2. I think unbound rocks. My design philosophy has always been “I like that mode; I’m going to use it”. The possibilities for creating cool themes just got busted wide open. People who write hard lists will continue to smash those of us with a less dedicated approach to list building. I’m not going to loose any sleep over that. I play for fun and who knows, maybe I’ll learn the rules this time around?

3. The new rule looks real purty and is well laid out. I’m a big fan of the white space. It really makes the rule book easy to read and fast to refer to. The index and order also seem OK. Did I mention that it looks nice?

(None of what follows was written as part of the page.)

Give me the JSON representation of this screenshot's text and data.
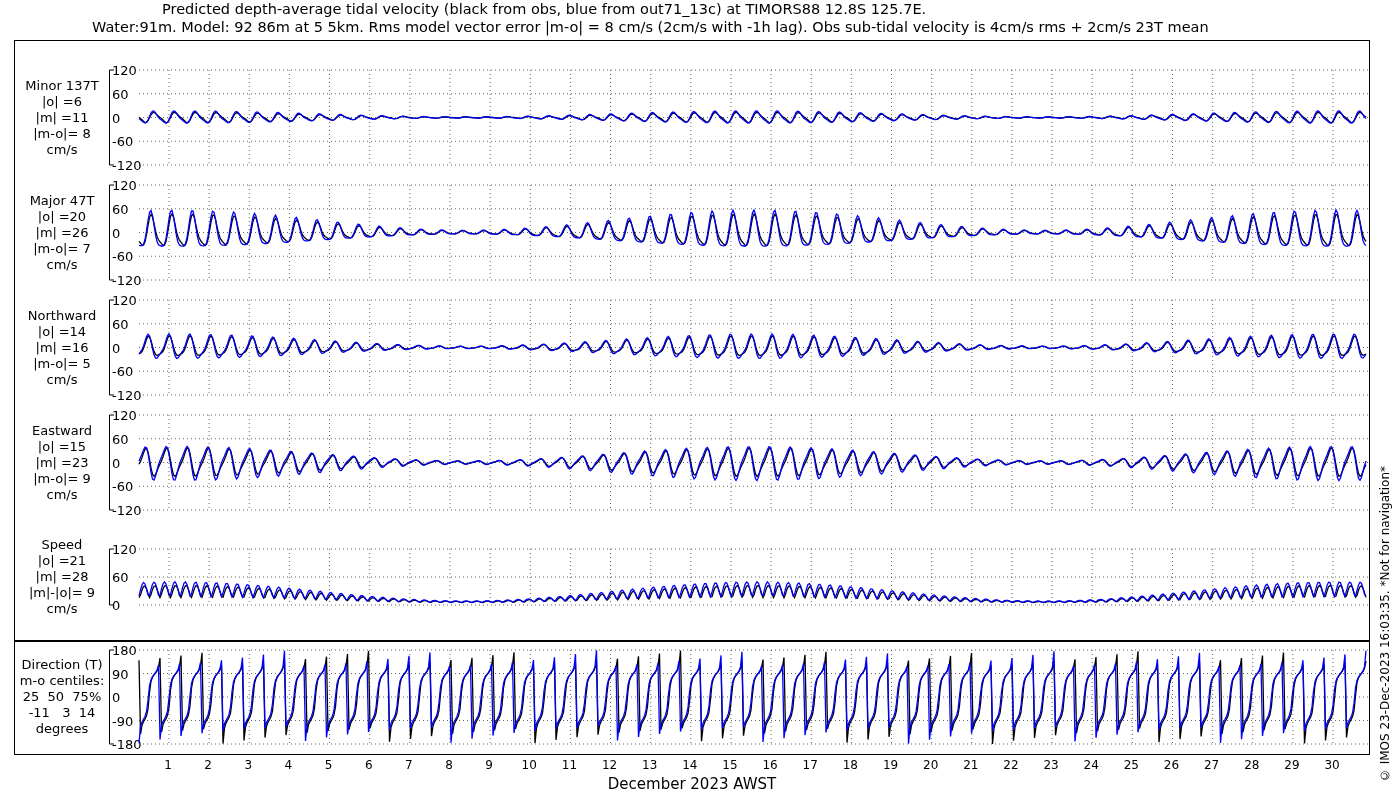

4. More of an unthought. I haven’t opened either of the other two volumes. They are probably beautiful. I wouldn’t know. I’m holding out buying a set until I see what other options become available before I make a choice as to what to purchase.

5. I’m not yet convinced that he new shooting casualty rules are sensible. I guess resolving one weapon-type at a time introduces a new tension. Mostly I think it will slow the game down. I’m deferring judgement until I’ve played some more games.

6. I like the psychic phase. Tooled up psykers used to give me grief anyway (f-u elder shenanigans) and I like the resource planning aspect of the warp pool. My modest discovery is even a level one psyker can mess with your opponent’s plans for not much points.  Dr Faust has left his library and joined my Ultramarines.

7. I don’t have a seventh thought; I just liked the alliteration of the title.

007

Chaplain gets worked up and charges a bloodthirster summoned by naughty daemonic summoning type things. It didn’t end well.

40K is still fun. The toys are still cool. The beer is still cold.

Come on in, the gaming is fine.

D.

(The game was a cracker. Steef’s nefarious Tzeentch-Khorne combo won the day, building up tactical objectives faster than I could hose down berserkers. Thanks to Mark for the pictures, table and beer.)